  23. “In public the CPC is hiding behind the red tory Conservative name to get votes. Behind closed doors they are still Reformers. ”

    I wish they really _were_ Reformers — you know the ones who wanted to eliminate MP pensions, a EEE Senate, in favor of transparency and accountability. Instead, they’re becoming just as two-faced and as duplicitous as the Liberals. Pork barrel spending? What did you guys think of tax return center being located in Shawinigan then?

    All political parties become corrupt the longer they’re in power. Eventually, the public gets tired of the scandals and they vote the bums out. It happened in 1984, 1993 and 2006.
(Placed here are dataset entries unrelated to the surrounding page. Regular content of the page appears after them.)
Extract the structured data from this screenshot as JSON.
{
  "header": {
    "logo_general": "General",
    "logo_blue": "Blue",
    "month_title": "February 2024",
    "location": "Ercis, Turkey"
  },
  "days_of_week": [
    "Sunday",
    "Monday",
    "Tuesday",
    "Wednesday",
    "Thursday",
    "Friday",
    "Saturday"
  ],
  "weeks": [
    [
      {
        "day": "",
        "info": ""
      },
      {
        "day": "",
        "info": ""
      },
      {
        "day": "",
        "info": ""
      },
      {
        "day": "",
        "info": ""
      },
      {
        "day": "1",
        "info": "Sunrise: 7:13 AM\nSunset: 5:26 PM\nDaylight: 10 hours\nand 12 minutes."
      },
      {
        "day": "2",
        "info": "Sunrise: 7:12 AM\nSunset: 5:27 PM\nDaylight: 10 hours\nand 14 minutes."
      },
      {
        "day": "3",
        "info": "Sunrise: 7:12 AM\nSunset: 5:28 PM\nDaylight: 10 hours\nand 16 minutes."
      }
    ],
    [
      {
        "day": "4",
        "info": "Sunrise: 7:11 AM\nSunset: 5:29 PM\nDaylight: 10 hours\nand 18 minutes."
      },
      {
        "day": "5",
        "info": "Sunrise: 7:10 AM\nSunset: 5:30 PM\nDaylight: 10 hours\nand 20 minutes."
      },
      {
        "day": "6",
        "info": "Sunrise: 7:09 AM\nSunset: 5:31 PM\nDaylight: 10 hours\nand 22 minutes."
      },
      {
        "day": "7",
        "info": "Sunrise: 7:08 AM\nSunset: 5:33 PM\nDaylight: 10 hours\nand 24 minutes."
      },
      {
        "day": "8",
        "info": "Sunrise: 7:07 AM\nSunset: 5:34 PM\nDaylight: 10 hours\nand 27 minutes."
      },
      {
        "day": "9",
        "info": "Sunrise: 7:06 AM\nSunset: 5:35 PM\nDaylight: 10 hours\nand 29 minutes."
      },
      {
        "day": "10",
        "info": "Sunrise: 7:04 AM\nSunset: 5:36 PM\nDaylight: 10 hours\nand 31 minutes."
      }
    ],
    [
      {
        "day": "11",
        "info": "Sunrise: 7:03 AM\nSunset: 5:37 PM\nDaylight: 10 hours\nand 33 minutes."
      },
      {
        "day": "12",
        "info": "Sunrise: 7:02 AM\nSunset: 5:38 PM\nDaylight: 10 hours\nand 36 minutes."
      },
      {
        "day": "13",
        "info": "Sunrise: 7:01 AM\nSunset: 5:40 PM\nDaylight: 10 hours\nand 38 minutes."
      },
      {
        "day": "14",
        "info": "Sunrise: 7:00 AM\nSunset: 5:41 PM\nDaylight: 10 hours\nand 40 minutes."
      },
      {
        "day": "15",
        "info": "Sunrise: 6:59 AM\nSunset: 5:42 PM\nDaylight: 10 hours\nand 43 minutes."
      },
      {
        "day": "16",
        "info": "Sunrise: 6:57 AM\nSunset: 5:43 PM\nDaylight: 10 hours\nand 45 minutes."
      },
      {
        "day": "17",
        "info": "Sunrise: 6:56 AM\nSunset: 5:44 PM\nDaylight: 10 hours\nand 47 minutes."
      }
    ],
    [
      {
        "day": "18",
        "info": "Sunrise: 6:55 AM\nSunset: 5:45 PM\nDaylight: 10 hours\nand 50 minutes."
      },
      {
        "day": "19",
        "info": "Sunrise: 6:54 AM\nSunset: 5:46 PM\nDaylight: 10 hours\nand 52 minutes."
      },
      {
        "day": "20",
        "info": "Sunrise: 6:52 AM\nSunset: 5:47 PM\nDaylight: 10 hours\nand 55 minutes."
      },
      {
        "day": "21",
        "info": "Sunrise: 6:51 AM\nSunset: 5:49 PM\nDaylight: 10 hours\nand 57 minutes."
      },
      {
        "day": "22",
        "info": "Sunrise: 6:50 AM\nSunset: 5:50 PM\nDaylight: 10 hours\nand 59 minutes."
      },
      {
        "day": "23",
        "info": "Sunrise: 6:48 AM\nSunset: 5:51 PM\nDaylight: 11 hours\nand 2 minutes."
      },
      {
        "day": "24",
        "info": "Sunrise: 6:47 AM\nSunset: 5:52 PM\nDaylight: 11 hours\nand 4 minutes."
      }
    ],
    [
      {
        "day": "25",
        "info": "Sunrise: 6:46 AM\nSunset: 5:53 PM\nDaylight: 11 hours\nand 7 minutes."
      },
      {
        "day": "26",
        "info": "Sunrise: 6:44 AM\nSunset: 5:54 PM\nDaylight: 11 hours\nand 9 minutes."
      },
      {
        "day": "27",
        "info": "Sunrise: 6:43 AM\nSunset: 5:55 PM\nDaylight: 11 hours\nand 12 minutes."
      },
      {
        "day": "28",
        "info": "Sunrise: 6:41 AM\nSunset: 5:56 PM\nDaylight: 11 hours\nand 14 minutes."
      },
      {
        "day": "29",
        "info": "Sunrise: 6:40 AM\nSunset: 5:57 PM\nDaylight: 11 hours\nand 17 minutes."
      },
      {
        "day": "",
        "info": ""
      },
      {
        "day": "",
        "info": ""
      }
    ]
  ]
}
    The best way to beat Harper is to win more seats than his party — it’s fairly simple. The coalition idea backfired and it caused Harper’s poll numbers to go up and it precipated the ouster of Stephane Dion. Yet you guys still want a coalition? Ignatieff only grudgingly supported it on paper because he was surrounded by morons who thought this idea was the greatest thing since sliced bread.

  24. We’ve been told that Harper is fascinated and reads Stalin books… shows.

    Stalin created the cult of personality:

    A cult of personality arises when a country’s leader uses mass media to create an idealized and heroic public image, often through unquestioning flattery and praise. Cults of personality are often found in dictatorships and Stalinist governments.

    A cult of personality is similar to general hero worship, except that it is created specifically for political leaders. However, the term may be applied by analogy to refer to adulation of religious or non-political leaders.

    …his photos everywhere, the logo issue…

  25. Sussannah.. uh..and what part of the ad was not accurate? Personally, I think if Ignatieff were truer to himself, he COULD develop a “cult of personality” a la Trudeau and Chretien.. but he seems drawn to the task of seeking everyone’s approval. As I blogged today, sometimes a leader has to lead, and say, “to hell with you if you don’t agree, then don’t vote for me.” I recall Pierre Trudeau making that clear to the west – it infuriated the west, but at least he seemed to have a certain force of will to let you know where he stood.

    Personally – if Ignatieff had just stuck to the positions he has advocated in the past, particularly during his life in the U.S., hell, I might even have voted for him. Now, well, it’s pretty hard to believe he stands for much of anything.

  26. Personally – if Ignatieff had just stuck to the positions he has advocated in the past, particularly during his life in the U.S

    And which ones were those again? Besides “Empire Lite?”

  27. Tomm is gushing and burbling like a 13 year-old girl all over Liberal blogs this morning praising Harper for his “gutsy” performance at the NAC yesterday.

Leave a Reply

Fill in your details below or click an icon to log in: Logo

You are commenting using your account. Log Out /  Change )

Google+ photo

You are commenting using your Google+ account. Log Out /  Change )

Twitter picture

You are commenting using your Twitter account. Log Out /  Change )

Facebook photo

You are commenting using your Facebook account. Log Out /  Change )


Connecting to %s